With maize harvest in full swing, 2016 seems to be living up to the bumper year as predicted.
“The weather conditions have been near perfect,” says Dr Simon Pope, Crop Protection Manager for Wynnstay.
“Every maize variety requires a certain number of heat units to ripen and mature, and this year temperature has not been a limiting factor.
“Between 2014 and 2015, there was a difference 20% in the total accumulated heat units, which is why there was such a contrast in the quality of the crop. This season, yields are substantially better,” he adds.
“Even though we’ve had more heat, we’ve also had a sufficient rainfall at just the right time for the maize crop to flourish, which has been perfect.”
In the west, new Limagrain variety Reason is performing exceptionally well, doing exactly what it’s bred for. “We’ve seen early maturing, high yielding crops with absolutely superb cobs which has suited farmers in the area.
“We know of one crop of Reason which was weighted off at 26 tonnes/acre, and harvested at the end of September. This is exceptional but it showcases what the variety can do,” says Dr Pope
Other maize varieties are also performing well, achieving high DM yields. The aim is to have 30% DM yield at harvest, with 50 to 60% of this DM content coming from the cobs.
“This year’s maize has produced large cobs, and with it the high DM contents which farmers need to produce a quality forage feed for their livestock,” he says.
Dr Pope explains that there are usually some concerns earlier in the season over eyespot in crops.
“The disease requires cool, wet conditions to reach epidemic levels, but, some areas such as south west Wales are a hot bed and have suffered again this year,” he explains.
“A well-timed fungicide treatment can mitigate against any problems in the crop, and looking forward this is something growers should consider for 2017.”
Overall, the season couldn’t have gone better for growing maize.
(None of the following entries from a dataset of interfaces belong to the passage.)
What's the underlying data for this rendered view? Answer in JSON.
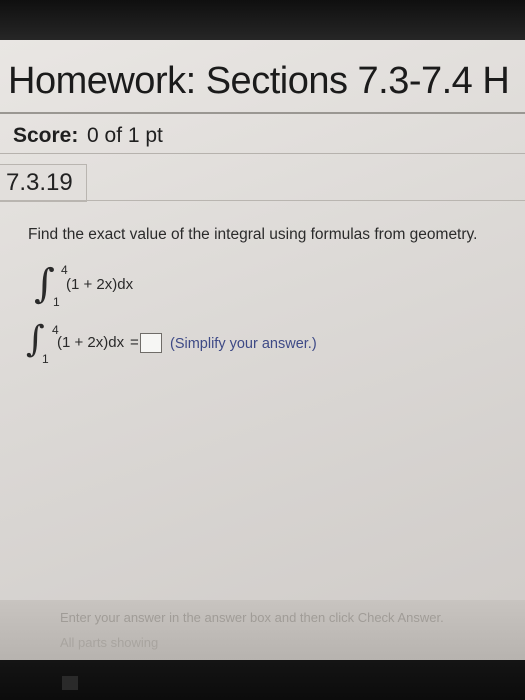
{
  "header": {
    "title": "Homework: Sections 7.3-7.4 H"
  },
  "score": {
    "label": "Score:",
    "value": "0 of 1 pt"
  },
  "section": {
    "number": "7.3.19"
  },
  "problem": {
    "instruction": "Find the exact value of the integral using formulas from geometry.",
    "integral": {
      "sign": "∫",
      "upper": "4",
      "lower": "1",
      "integrand": "(1 + 2x)dx"
    },
    "answer_line": {
      "sign": "∫",
      "upper": "4",
      "lower": "1",
      "integrand": "(1 + 2x)dx",
      "equals": "=",
      "answer_value": "",
      "hint": "(Simplify your answer.)"
    }
  },
  "footer": {
    "line1": "Enter your answer in the answer box and then click Check Answer.",
    "line2": "All parts showing"
  }
}
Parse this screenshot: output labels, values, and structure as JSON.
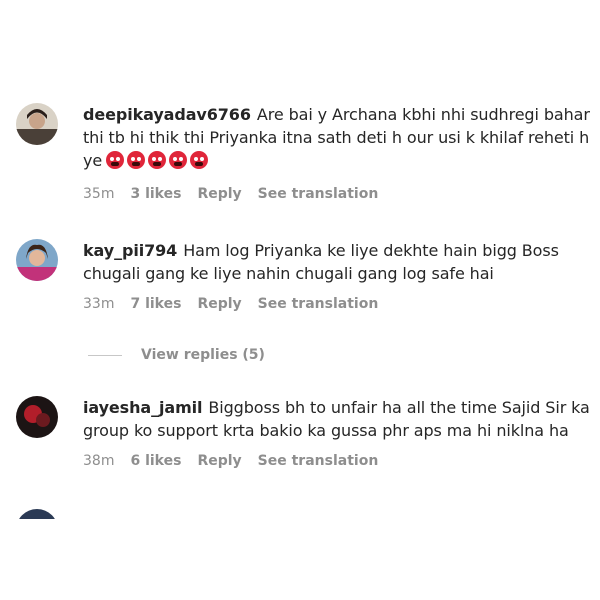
{
  "comments": [
    {
      "username": "deepikayadav6766",
      "text": "Are bai y Archana kbhi nhi sudhregi bahar thi tb hi thik thi Priyanka itna sath deti h our usi k khilaf reheti h ye",
      "emoji_icons": [
        "angry-face-icon",
        "angry-face-icon",
        "angry-face-icon",
        "angry-face-icon",
        "angry-face-icon"
      ],
      "emoji_color": "#e0263a",
      "time": "35m",
      "likes": "3 likes",
      "reply": "Reply",
      "translate": "See translation"
    },
    {
      "username": "kay_pii794",
      "text": "Ham log Priyanka ke liye dekhte hain bigg Boss chugali gang ke liye nahin chugali gang log safe hai",
      "time": "33m",
      "likes": "7 likes",
      "reply": "Reply",
      "translate": "See translation"
    },
    {
      "username": "iayesha_jamil",
      "text": "Biggboss bh to unfair ha all the time Sajid Sir ka group ko support krta bakio ka gussa phr aps ma hi niklna ha",
      "time": "38m",
      "likes": "6 likes",
      "reply": "Reply",
      "translate": "See translation"
    }
  ],
  "view_replies": "View replies (5)",
  "colors": {
    "text": "#262626",
    "muted": "#8e8e8e",
    "divider": "#c7c7c7",
    "background": "#ffffff"
  }
}
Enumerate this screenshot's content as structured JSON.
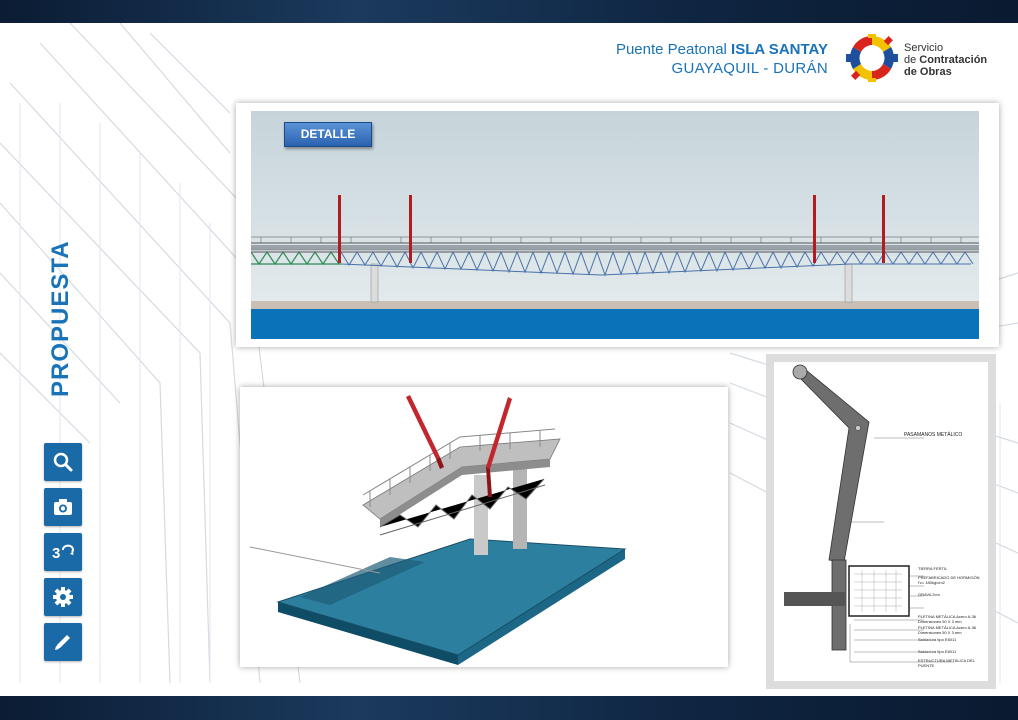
{
  "header": {
    "title_prefix": "Puente Peatonal ",
    "title_bold": "ISLA SANTAY",
    "subtitle": "GUAYAQUIL - DURÁN"
  },
  "logo": {
    "line1": "Servicio",
    "line2_prefix": "de ",
    "line2_bold": "Contratación",
    "line3": "de Obras"
  },
  "side_title": "PROPUESTA",
  "tools": [
    "search-icon",
    "camera-icon",
    "3d-icon",
    "gear-icon",
    "pencil-icon"
  ],
  "elevation": {
    "button_label": "DETALLE"
  },
  "detail_drawing": {
    "label_main": "PASAMANOS METÁLICO",
    "labels": [
      "TIERRA FERTIL",
      "PREFABRICADO DE HORMIGÓN f'c= 180kg/cm2",
      "GRAVA 2cm",
      "PLETINA METÁLICA Acero A-36 Dimensiones 50 X 3 mm",
      "PLETINA METÁLICA Acero A-36 Dimensiones 50 X 3 mm",
      "Soldadura tipo E6011",
      "Soldadura tipo E6011",
      "ESTRUCTURA METÁLICA DEL PUENTE"
    ]
  },
  "colors": {
    "brand_blue": "#1a73b8",
    "tool_blue": "#1b6aa8",
    "pylon_red": "#b01c22",
    "water_blue": "#0a72b8"
  }
}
“2016 has been a great year, and historically when we’ve had a good growing season and harvest, it leads to an increase in maize acreage for the following year.